◆ **Description of the task**
Examine the entries and show every line in which the word "this" is found.

◆ **Provided entries**
######
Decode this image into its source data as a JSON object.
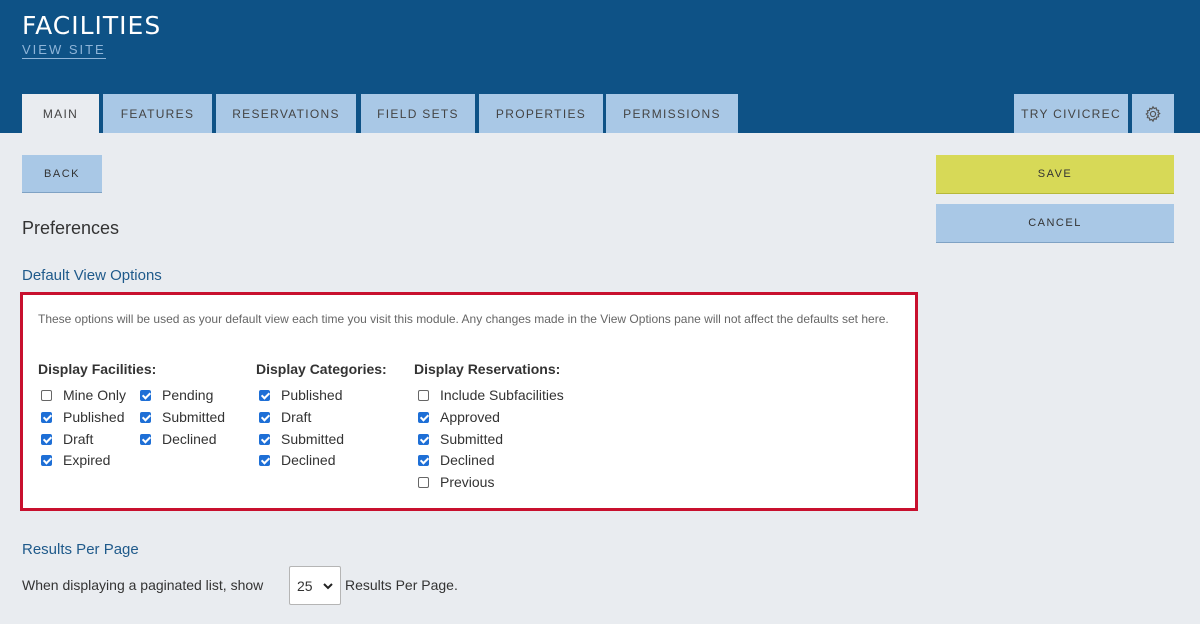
{
  "header": {
    "title": "FACILITIES",
    "view_site": "VIEW SITE",
    "tabs": [
      {
        "label": "MAIN",
        "active": true
      },
      {
        "label": "FEATURES"
      },
      {
        "label": "RESERVATIONS"
      },
      {
        "label": "FIELD SETS"
      },
      {
        "label": "PROPERTIES"
      },
      {
        "label": "PERMISSIONS"
      }
    ],
    "try_civicrec": "TRY CIVICREC",
    "settings_icon": "gear-icon"
  },
  "actions": {
    "back": "BACK",
    "save": "SAVE",
    "cancel": "CANCEL"
  },
  "preferences": {
    "title": "Preferences",
    "default_view_title": "Default View Options",
    "note": "These options will be used as your default view each time you visit this module. Any changes made in the View Options pane will not affect the defaults set here.",
    "display_facilities": {
      "title": "Display Facilities:",
      "options": [
        {
          "label": "Mine Only",
          "checked": false
        },
        {
          "label": "Published",
          "checked": true
        },
        {
          "label": "Draft",
          "checked": true
        },
        {
          "label": "Expired",
          "checked": true
        },
        {
          "label": "Pending",
          "checked": true
        },
        {
          "label": "Submitted",
          "checked": true
        },
        {
          "label": "Declined",
          "checked": true
        }
      ]
    },
    "display_categories": {
      "title": "Display Categories:",
      "options": [
        {
          "label": "Published",
          "checked": true
        },
        {
          "label": "Draft",
          "checked": true
        },
        {
          "label": "Submitted",
          "checked": true
        },
        {
          "label": "Declined",
          "checked": true
        }
      ]
    },
    "display_reservations": {
      "title": "Display Reservations:",
      "options": [
        {
          "label": "Include Subfacilities",
          "checked": false
        },
        {
          "label": "Approved",
          "checked": true
        },
        {
          "label": "Submitted",
          "checked": true
        },
        {
          "label": "Declined",
          "checked": true
        },
        {
          "label": "Previous",
          "checked": false
        }
      ]
    },
    "results_per_page": {
      "title": "Results Per Page",
      "prefix": "When displaying a paginated list, show",
      "value": "25",
      "suffix": "Results Per Page."
    }
  },
  "colors": {
    "header": "#0e5286",
    "tab": "#a9c8e6",
    "save": "#d7d957",
    "highlight_border": "#c8102e",
    "checkbox": "#1e6fd6"
  }
}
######
◆ **Result of the exercise**
Decode this image into its source data as a JSON object.
    "note": "These options will be used as your default view each time you visit this module. Any changes made in the View Options pane will not affect the defaults set here.",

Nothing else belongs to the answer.